April 24, 2019 by Tony Lee
by Jennifer Hughes
Bass players always seem to be in the background, except for a very few that take the stage front and center. This is why many bass players seem so mysterious, and why some myths abound about them and bass playing in general. Some bassists may have even believed these myths themselves before they picked up the bass, after which they eventually learned the truth.
So what are the most popular myths about learning and playing the bass and what’s the truth behind them?
You should start out on the cheapest bass guitar you can find.
If you’re a beginner, it’s generally not a good idea to go for the lowest-priced model you can buy. Bass guitars on the lowest rung of the price tier tend to be poorly made and can only give you frustration instead of enjoyment when playing. Instead, go for reasonably priced basses that are recommended for beginners. These bass models are of a sturdy build and good sound quality, plus they’re wallet-friendly but not too cheaply priced as to make you doubt their quality.
The bass is easier to play than the guitar.
The bass may only have four strings compared with the electric guitar’s six, but that doesn’t make it any easier to learn to play properly. It’s a different instrument that’s played differently from the electric guitar. Playing the bass requires a different knowledge base and skill set, so to speak. So no, the bass isn’t necessarily easier to play than the electric guitar.
If you can’t play the guitar, then just play bass.
This is somewhat connected to the myth above. While there are some bass players who transitioned from guitar to bass, that doesn’t mean they failed as guitar players. Some guitarists who are used to playing leads may even find it difficult to play bass. Circumstances differ, but in some cases a bassist picked up the bass because it was necessary, or because there was no one else to not only play it, but play it well.
John Deacon, during his pre-Queen years in a band called The Opposition, played the bass notes on his guitar because their bassist wasn’t that good. Eventually, like Paul McCartney some years earlier, he took up the bass full-time.
Being able to read music is a must for bass players.
Uhm, nope – but it’s a plus, especially if your goals include building a music career that requires you to read music, such as teaching or transcribing your compositions. Being able to read and understand musical notation is definitely useful knowledge in order to comprehend music theory fully, but you can play the bass without reading music.
Bass players get stuck in the background.
This may be the reputation of bass players in rock bands just because the lead vocalist is more active on stage, and frankly many bass players would only be too happy to be out of the spotlight.
The truth of the matter is they may not look that uppity on stage but they’re the reason why you’re bobbing your head and grooving to the music. They’re like the puppet masters behind the curtain, focusing on their craft to make everything move for your enjoyment. They’re not stuck in the background – they chose to be somewhere they can take control and drive the music forward.

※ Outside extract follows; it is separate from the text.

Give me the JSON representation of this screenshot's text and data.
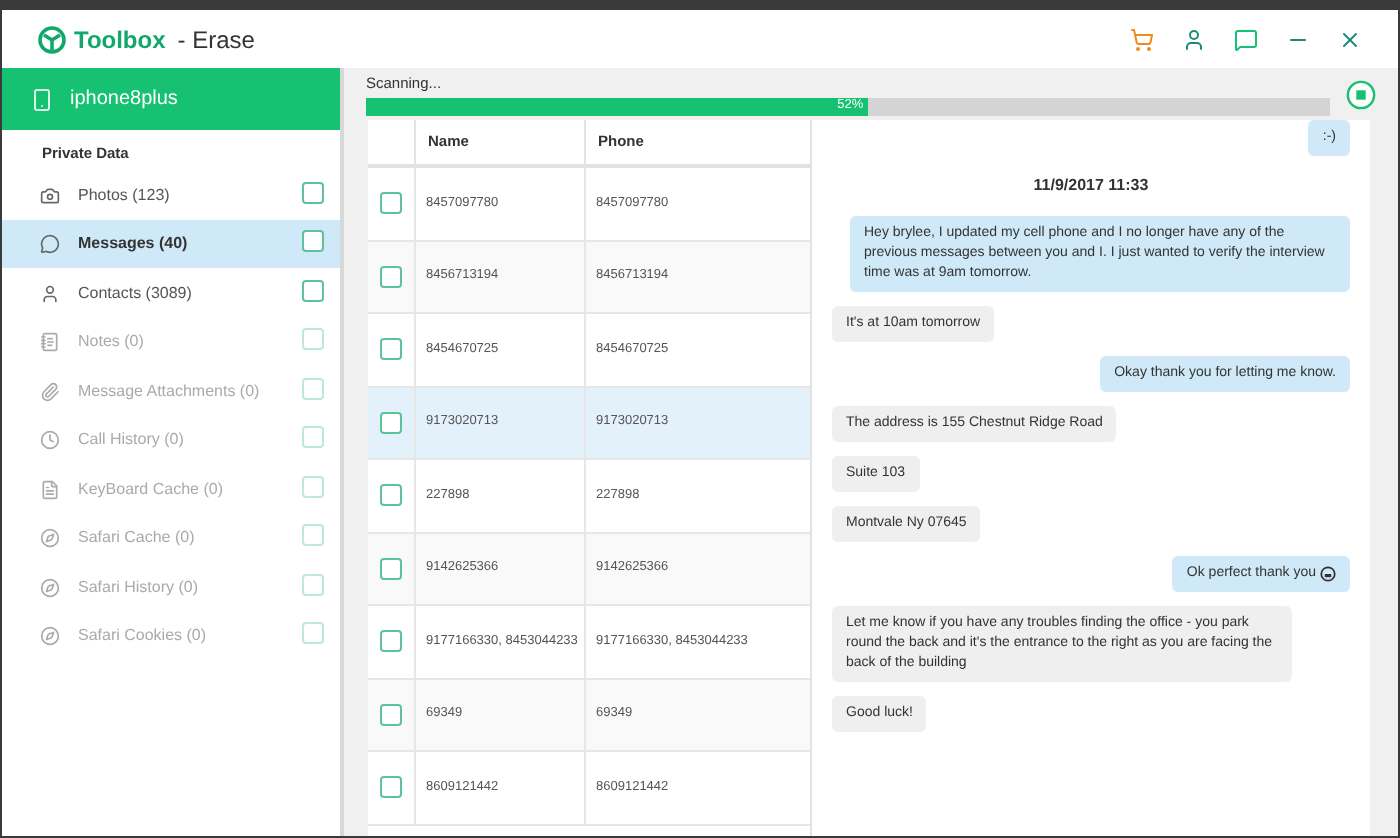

We hope those help in putting matters in the right perspective. What other bass myths have you heard and what are the truths that debunk them? Share them with us!